There may be instances (ie: Flu season) when changes to our Visiting Policy may be adjusted. Please be courteous to these requests.
Don't give the patient any medications, food or drink (even water) unless you ask the nurse. Please don't share the patient's meal or bring food into the patient's room. Take any valuables (such as jewelry) home for safekeeping.
You can help make your loved one more comfortable. Talk with the nurse to find out what you can do. Your loved one may need rest most of all. Visitors with infections or communicable illnesses should refrain from visiting patients. Don't forget to take care of yourself, too.
Our commitment is to provide excellent medical treatment, comfortable rooms, privacy, security, and an environment that is free of infection and conducive to quality patient care.
Visitors are allowed on the Medical/Surgical Unit from 8:00 a.m. to 8:00 p.m. Visitors may be asked to leave the room when the physician is examining the patient, or when diagnostic tests or procedures are being performed.
Intensive Care Unit
Visiting hours in the Intensive Care Unit (ICU) are flexible, dependent upon the patient's condition. However, we ask that there be no visitors between 7:00 - 7:30 a.m., and 7:00 - 7:30 p.m. People who are ill and children under 12 years of age are not allowed in the ICU. To keep from tiring the patient, visitors are limited to two at a time -- visits should be kept short. To prevent the spread of infection, visitors are asked to wash their hands when entering and leaving the patient's room. Visitors may be asked to put on a gown, mask or gloves.
What to bring: Cards or small gifts may make your loved one feel better -- or just having a robe from home can be comforting. Bring a copy of the patient's medical history, a list of medications, and any advance medical directive (such as a living will).
What not to bring: No plants or flowers, please. Turn off cellular phones and beepers. Ask the nurse before bringing in any electronic equipment.
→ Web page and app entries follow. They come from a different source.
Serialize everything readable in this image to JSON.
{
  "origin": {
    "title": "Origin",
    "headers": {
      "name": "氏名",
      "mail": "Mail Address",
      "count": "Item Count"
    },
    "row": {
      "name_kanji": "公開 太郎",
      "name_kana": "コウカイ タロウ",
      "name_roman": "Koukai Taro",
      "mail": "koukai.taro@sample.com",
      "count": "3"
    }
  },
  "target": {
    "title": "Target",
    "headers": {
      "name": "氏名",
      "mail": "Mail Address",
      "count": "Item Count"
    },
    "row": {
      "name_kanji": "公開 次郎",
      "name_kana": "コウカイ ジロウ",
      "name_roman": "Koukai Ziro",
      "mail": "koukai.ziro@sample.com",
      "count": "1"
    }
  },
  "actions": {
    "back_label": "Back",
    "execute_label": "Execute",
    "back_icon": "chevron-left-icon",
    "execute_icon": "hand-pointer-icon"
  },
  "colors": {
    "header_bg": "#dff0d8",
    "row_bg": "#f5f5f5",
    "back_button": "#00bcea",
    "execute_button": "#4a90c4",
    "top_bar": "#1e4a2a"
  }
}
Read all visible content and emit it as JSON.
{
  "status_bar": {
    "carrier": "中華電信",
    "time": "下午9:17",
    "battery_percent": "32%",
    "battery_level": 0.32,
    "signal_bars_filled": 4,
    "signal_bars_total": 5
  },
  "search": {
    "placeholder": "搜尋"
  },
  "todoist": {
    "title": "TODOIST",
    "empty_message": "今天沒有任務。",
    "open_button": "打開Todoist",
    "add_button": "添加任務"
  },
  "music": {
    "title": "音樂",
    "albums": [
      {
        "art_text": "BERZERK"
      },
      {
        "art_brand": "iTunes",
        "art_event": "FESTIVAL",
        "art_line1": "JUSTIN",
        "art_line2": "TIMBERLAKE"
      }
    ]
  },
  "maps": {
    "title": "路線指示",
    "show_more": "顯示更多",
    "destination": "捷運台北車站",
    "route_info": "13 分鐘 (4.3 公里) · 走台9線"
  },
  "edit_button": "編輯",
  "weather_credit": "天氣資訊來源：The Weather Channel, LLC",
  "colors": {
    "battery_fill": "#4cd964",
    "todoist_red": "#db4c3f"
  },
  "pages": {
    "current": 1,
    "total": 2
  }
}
The Emergency Department staff appreciates your need to be with your family member or friend when they are facing an emergency. The physical layout of the Emergency Department makes it very difficult to accomodate all of a patient's family and friends. Therefore, we ask that you work together with the Emergency Department staff to allow them to provide patient care quickly, effectively and completely.
- Allow the Emergency Department personnel to have the first 15-20 minutes alone with the patient to gather necessary medical information. After assessing the patient, x-rays or lab tests may need to be ordered. Once these initial tests are performed, there is usually 30 minutes or more of waiting time for the results of these studies. This "waiting time" is the ideal time for visitors to be invited to sit at the bedside of the family member or friend and contribute any additional information they may have.
- It is very important that visitors remain in the patient treatment room.
- Occasionally, circumstances make it inappropriate for any family or friends to be in the Emergency Department. In addition, if an emergency occurs while you are at the bedside, you may be asked to leave the Emergency Department. You will be allowed to return to the treatment room as soon as it is appropriate and safe.
- If more than one family member or friend has accompanied the patient to the Emergency Department, we will ask for one person to sit at the bedside. If our patient is a child, both parents will be invited into the treatment room with the child. We strongly discourage bringing children who are not sick or injured into the Emergency Department.